The most important soccer brand in the world is bullish on U.S. growth, even if it cheekily views the America as a "developing market."
"Soccer is no longer a niche sport in the U.S.," Edward Woodward, CEO of Manchester United, said at the Baron Investment Conference in Manhattan Friday.
"The younger demographic is now playing more soccer, watching more soccer on television," he told an audience of mostly elderly Baron mutual fund shareholders in the Metropolitan Opera House. "They're playing FIFA on their devices, they're following the players and celebrities. It's much more in their psyche."
According to a recent ESPN Sports Poll, for the first time in 20 years Major League Soccer has caught up with Major League Baseball in popularity with tweens and teens. In the survey, both leagues claim 18 percent of 12- to 17 year-olds as avid fans of their sport, the poll said.

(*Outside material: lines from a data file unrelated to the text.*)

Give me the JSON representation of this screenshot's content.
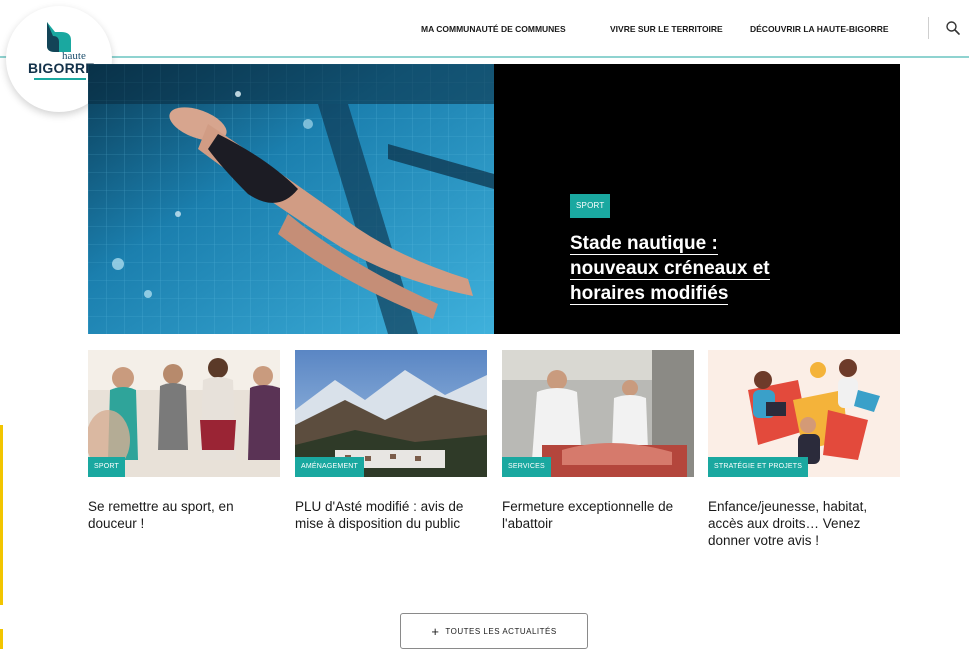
{
  "brand": {
    "logo_top": "haute",
    "logo_main": "BIGORRE"
  },
  "nav": {
    "items": [
      "MA COMMUNAUTÉ DE COMMUNES",
      "VIVRE SUR LE TERRITOIRE",
      "DÉCOUVRIR LA HAUTE-BIGORRE"
    ],
    "search_icon": "search-icon"
  },
  "hero": {
    "tag": "SPORT",
    "title_lines": [
      "Stade nautique :",
      "nouveaux créneaux et",
      "horaires modifiés"
    ]
  },
  "cards": [
    {
      "tag": "SPORT",
      "title": "Se remettre au sport, en douceur !"
    },
    {
      "tag": "AMÉNAGEMENT",
      "title": "PLU d'Asté modifié : avis de mise à disposition du public"
    },
    {
      "tag": "SERVICES",
      "title": "Fermeture exceptionnelle de l'abattoir"
    },
    {
      "tag": "STRATÉGIE ET PROJETS",
      "title": "Enfance/jeunesse, habitat, accès aux droits… Venez donner votre avis !"
    }
  ],
  "all_news_button": {
    "icon": "+",
    "label": "TOUTES LES ACTUALITÉS"
  },
  "colors": {
    "accent": "#1aa8a0",
    "yellow": "#f2c500",
    "hero_bg": "#000000"
  }
}
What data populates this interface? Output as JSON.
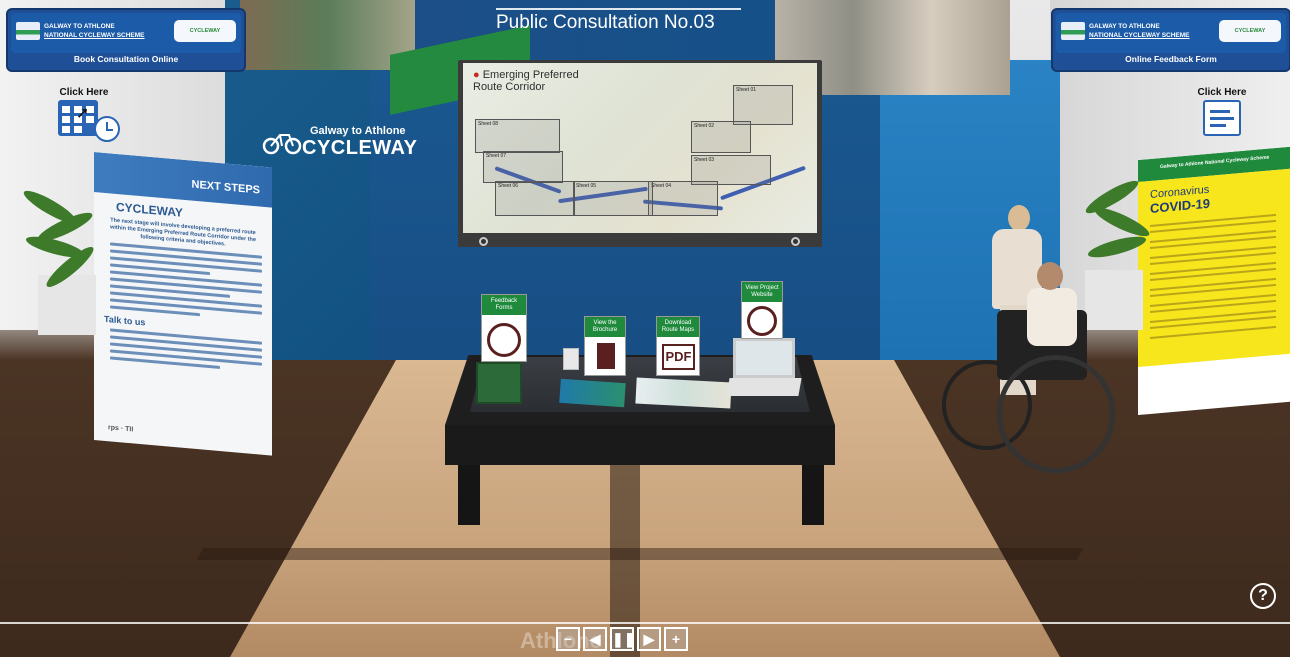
{
  "consultation": {
    "title": "Public Consultation No.03"
  },
  "header_left": {
    "scheme_line1": "GALWAY TO ATHLONE",
    "scheme_line2": "NATIONAL CYCLEWAY SCHEME",
    "badge": "CYCLEWAY",
    "label": "Book Consultation Online",
    "click_here": "Click Here"
  },
  "header_right": {
    "scheme_line1": "GALWAY TO ATHLONE",
    "scheme_line2": "NATIONAL CYCLEWAY SCHEME",
    "badge": "CYCLEWAY",
    "label": "Online Feedback Form",
    "click_here": "Click Here"
  },
  "stand_logo": {
    "line1": "Galway to Athlone",
    "line2": "CYCLEWAY"
  },
  "map_screen": {
    "title_line1": "Emerging Preferred",
    "title_line2": "Route Corridor",
    "sheets": [
      "Sheet 01",
      "Sheet 02",
      "Sheet 03",
      "Sheet 04",
      "Sheet 05",
      "Sheet 06",
      "Sheet 07",
      "Sheet 08"
    ]
  },
  "banner_left": {
    "heading": "NEXT STEPS",
    "logo": "CYCLEWAY",
    "lead": "The next stage will involve developing a preferred route within the Emerging Preferred Route Corridor under the following criteria and objectives.",
    "subheading": "Talk to us",
    "footer": "rps · TII"
  },
  "banner_right": {
    "top": "Galway to Athlone National Cycleway Scheme",
    "title1": "Coronavirus",
    "title2": "COVID-19"
  },
  "kiosk": {
    "feedback": "Feedback Forms",
    "brochure": "View the Brochure",
    "maps": "Download Route Maps",
    "website": "View Project Website",
    "pdf": "PDF"
  },
  "controls": {
    "zoom_out": "−",
    "prev": "◀",
    "pause": "❚❚",
    "next": "▶",
    "zoom_in": "+",
    "watermark": "Athlone"
  },
  "help": {
    "label": "?"
  },
  "colors": {
    "brand_blue": "#1f4f96",
    "brand_green": "#1f8a3c",
    "covid_yellow": "#f7e61b"
  }
}
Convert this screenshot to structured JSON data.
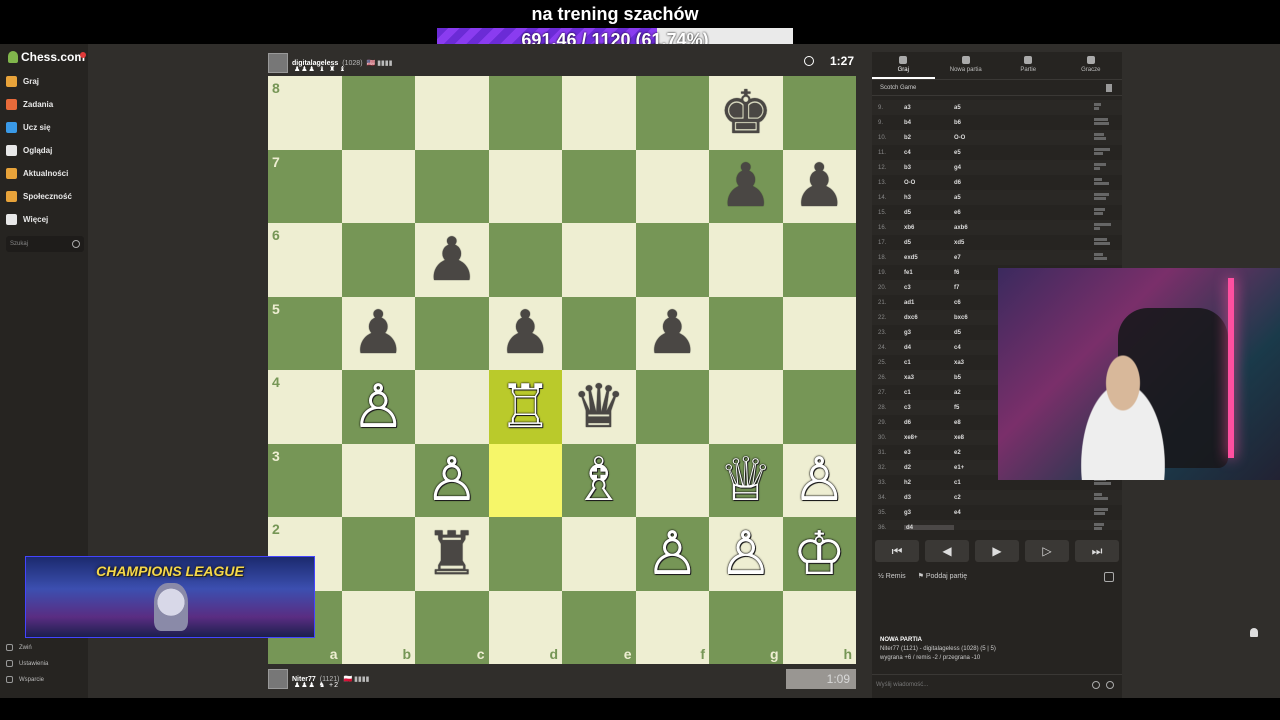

Woodward said his publicly traded company had lots more to sell in the U.S.
"Our product hasn't been particularly accessible in this country," he explained. "That's one of the things we think is an opportunity going forward."
Manchester United recently signed a 10-year merchandising deal with Adidas that's worth $1.3 billion. That comes after Chevrolet agreed to a seven-year, $560 million contract to have its cross logo on the front of the team's famous red jerseys.
"What we want to do is grow out more sponsorship deals so that we're relevant, so we're marketed by our partners in this country," Woodward added. "We think there's a keen opportunity from a retail merchandising perspective."
Right now, more than 13.6 million people play soccer in the U.S. up from about 11 million in 2009, Statista data reveals. Despite the trend, Woodward acknowledged acceptance of soccer in America has room to improve.
"The U.S. is a developing market," he said to laughs.
While bullish on the country, Woodward added Manchester United had no plans to invest in a Major League Soccer team.
The owners of fellow English Premier League teams Manchester City and Queens Park Rangers have recently invested in new MLS teams in New York City and Los Angeles, respectively.
The Baron family is a big fan.
Manchester United's stock is held by four Baron funds, between 1.2 percent and 4.3 percent of their net assets as of Sept. 30, according to Baron marketing materials.
"We believe it's still early in the game," Baron analyst Ashim Mehra said during his introduction of Woodward. "Manchester United is truly a global brand."
Woodward was then hugged by Baron founder Ron Baron as he came on stage to applause.
The stock, traded on the New York Stock Exchange, is up 1.8 percent this year but down nearly 19 percent since highs in late July.